**ACTIVITY:** In your answer, give each entry again exactly as it appears.

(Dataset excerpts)
== Segment start ==

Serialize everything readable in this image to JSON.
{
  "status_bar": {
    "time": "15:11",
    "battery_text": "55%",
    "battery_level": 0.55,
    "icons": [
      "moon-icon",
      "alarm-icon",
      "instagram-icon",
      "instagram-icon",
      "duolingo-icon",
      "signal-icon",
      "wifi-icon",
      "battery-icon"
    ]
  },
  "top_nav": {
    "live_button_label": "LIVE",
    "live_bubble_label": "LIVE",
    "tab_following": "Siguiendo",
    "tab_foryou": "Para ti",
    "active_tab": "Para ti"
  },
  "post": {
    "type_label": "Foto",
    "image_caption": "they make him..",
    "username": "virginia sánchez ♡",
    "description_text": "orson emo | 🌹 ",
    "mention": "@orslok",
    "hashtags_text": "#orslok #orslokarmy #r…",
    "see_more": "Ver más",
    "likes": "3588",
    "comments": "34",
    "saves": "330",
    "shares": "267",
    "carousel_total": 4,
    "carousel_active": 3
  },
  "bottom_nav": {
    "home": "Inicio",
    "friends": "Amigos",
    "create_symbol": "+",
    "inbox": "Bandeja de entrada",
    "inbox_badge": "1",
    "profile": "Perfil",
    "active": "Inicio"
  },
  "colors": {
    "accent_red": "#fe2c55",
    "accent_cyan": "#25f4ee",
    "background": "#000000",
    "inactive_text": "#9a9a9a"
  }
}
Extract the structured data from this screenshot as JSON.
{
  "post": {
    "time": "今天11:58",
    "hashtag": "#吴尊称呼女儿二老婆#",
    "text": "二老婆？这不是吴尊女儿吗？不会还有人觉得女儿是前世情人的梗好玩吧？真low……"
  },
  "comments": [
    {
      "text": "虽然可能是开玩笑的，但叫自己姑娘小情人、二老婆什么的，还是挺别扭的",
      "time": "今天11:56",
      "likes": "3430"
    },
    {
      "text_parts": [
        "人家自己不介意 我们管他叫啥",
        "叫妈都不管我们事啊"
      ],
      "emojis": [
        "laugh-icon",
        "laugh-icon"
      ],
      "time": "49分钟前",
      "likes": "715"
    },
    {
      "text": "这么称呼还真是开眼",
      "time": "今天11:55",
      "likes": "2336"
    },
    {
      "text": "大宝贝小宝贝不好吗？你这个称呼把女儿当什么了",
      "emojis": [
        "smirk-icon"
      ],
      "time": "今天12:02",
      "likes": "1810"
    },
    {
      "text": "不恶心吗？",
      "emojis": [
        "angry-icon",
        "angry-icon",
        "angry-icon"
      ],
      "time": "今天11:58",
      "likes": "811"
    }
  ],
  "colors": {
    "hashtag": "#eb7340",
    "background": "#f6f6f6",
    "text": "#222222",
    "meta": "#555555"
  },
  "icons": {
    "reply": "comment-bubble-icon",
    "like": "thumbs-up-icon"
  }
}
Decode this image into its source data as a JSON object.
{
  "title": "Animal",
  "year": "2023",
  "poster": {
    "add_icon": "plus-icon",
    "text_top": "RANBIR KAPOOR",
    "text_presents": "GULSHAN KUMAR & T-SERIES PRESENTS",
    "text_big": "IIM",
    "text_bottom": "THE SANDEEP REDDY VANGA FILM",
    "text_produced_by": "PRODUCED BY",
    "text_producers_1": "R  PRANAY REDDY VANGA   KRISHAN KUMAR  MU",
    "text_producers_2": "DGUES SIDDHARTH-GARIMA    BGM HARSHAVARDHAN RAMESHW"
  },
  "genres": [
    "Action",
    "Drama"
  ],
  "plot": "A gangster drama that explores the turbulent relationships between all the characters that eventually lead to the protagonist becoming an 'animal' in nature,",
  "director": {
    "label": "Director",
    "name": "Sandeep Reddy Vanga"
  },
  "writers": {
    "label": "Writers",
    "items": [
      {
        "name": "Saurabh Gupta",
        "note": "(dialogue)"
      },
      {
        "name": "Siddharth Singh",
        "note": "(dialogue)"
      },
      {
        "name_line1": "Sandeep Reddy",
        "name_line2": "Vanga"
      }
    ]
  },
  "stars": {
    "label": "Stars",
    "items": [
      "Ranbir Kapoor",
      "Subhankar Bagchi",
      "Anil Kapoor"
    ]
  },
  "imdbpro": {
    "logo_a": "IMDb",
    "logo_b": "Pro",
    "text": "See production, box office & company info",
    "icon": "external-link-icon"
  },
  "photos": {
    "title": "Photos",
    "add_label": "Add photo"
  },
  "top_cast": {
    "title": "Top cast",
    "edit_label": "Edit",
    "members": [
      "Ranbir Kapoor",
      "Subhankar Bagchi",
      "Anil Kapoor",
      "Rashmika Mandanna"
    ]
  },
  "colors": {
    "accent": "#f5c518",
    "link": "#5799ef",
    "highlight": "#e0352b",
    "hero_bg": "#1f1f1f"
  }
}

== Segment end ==

**RESPONSE:**
Serialize everything readable in this image to JSON.
{
  "status_bar": {
    "time": "15:11",
    "battery_text": "55%",
    "battery_level": 0.55,
    "icons": [
      "moon-icon",
      "alarm-icon",
      "instagram-icon",
      "instagram-icon",
      "duolingo-icon",
      "signal-icon",
      "wifi-icon",
      "battery-icon"
    ]
  },
  "top_nav": {
    "live_button_label": "LIVE",
    "live_bubble_label": "LIVE",
    "tab_following": "Siguiendo",
    "tab_foryou": "Para ti",
    "active_tab": "Para ti"
  },
  "post": {
    "type_label": "Foto",
    "image_caption": "they make him..",
    "username": "virginia sánchez ♡",
    "description_text": "orson emo | 🌹 ",
    "mention": "@orslok",
    "hashtags_text": "#orslok #orslokarmy #r…",
    "see_more": "Ver más",
    "likes": "3588",
    "comments": "34",
    "saves": "330",
    "shares": "267",
    "carousel_total": 4,
    "carousel_active": 3
  },
  "bottom_nav": {
    "home": "Inicio",
    "friends": "Amigos",
    "create_symbol": "+",
    "inbox": "Bandeja de entrada",
    "inbox_badge": "1",
    "profile": "Perfil",
    "active": "Inicio"
  },
  "colors": {
    "accent_red": "#fe2c55",
    "accent_cyan": "#25f4ee",
    "background": "#000000",
    "inactive_text": "#9a9a9a"
  }
}
Extract the structured data from this screenshot as JSON.
{
  "post": {
    "time": "今天11:58",
    "hashtag": "#吴尊称呼女儿二老婆#",
    "text": "二老婆？这不是吴尊女儿吗？不会还有人觉得女儿是前世情人的梗好玩吧？真low……"
  },
  "comments": [
    {
      "text": "虽然可能是开玩笑的，但叫自己姑娘小情人、二老婆什么的，还是挺别扭的",
      "time": "今天11:56",
      "likes": "3430"
    },
    {
      "text_parts": [
        "人家自己不介意 我们管他叫啥",
        "叫妈都不管我们事啊"
      ],
      "emojis": [
        "laugh-icon",
        "laugh-icon"
      ],
      "time": "49分钟前",
      "likes": "715"
    },
    {
      "text": "这么称呼还真是开眼",
      "time": "今天11:55",
      "likes": "2336"
    },
    {
      "text": "大宝贝小宝贝不好吗？你这个称呼把女儿当什么了",
      "emojis": [
        "smirk-icon"
      ],
      "time": "今天12:02",
      "likes": "1810"
    },
    {
      "text": "不恶心吗？",
      "emojis": [
        "angry-icon",
        "angry-icon",
        "angry-icon"
      ],
      "time": "今天11:58",
      "likes": "811"
    }
  ],
  "colors": {
    "hashtag": "#eb7340",
    "background": "#f6f6f6",
    "text": "#222222",
    "meta": "#555555"
  },
  "icons": {
    "reply": "comment-bubble-icon",
    "like": "thumbs-up-icon"
  }
}
Decode this image into its source data as a JSON object.
{
  "title": "Animal",
  "year": "2023",
  "poster": {
    "add_icon": "plus-icon",
    "text_top": "RANBIR KAPOOR",
    "text_presents": "GULSHAN KUMAR & T-SERIES PRESENTS",
    "text_big": "IIM",
    "text_bottom": "THE SANDEEP REDDY VANGA FILM",
    "text_produced_by": "PRODUCED BY",
    "text_producers_1": "R  PRANAY REDDY VANGA   KRISHAN KUMAR  MU",
    "text_producers_2": "DGUES SIDDHARTH-GARIMA    BGM HARSHAVARDHAN RAMESHW"
  },
  "genres": [
    "Action",
    "Drama"
  ],
  "plot": "A gangster drama that explores the turbulent relationships between all the characters that eventually lead to the protagonist becoming an 'animal' in nature,",
  "director": {
    "label": "Director",
    "name": "Sandeep Reddy Vanga"
  },
  "writers": {
    "label": "Writers",
    "items": [
      {
        "name": "Saurabh Gupta",
        "note": "(dialogue)"
      },
      {
        "name": "Siddharth Singh",
        "note": "(dialogue)"
      },
      {
        "name_line1": "Sandeep Reddy",
        "name_line2": "Vanga"
      }
    ]
  },
  "stars": {
    "label": "Stars",
    "items": [
      "Ranbir Kapoor",
      "Subhankar Bagchi",
      "Anil Kapoor"
    ]
  },
  "imdbpro": {
    "logo_a": "IMDb",
    "logo_b": "Pro",
    "text": "See production, box office & company info",
    "icon": "external-link-icon"
  },
  "photos": {
    "title": "Photos",
    "add_label": "Add photo"
  },
  "top_cast": {
    "title": "Top cast",
    "edit_label": "Edit",
    "members": [
      "Ranbir Kapoor",
      "Subhankar Bagchi",
      "Anil Kapoor",
      "Rashmika Mandanna"
    ]
  },
  "colors": {
    "accent": "#f5c518",
    "link": "#5799ef",
    "highlight": "#e0352b",
    "hero_bg": "#1f1f1f"
  }
}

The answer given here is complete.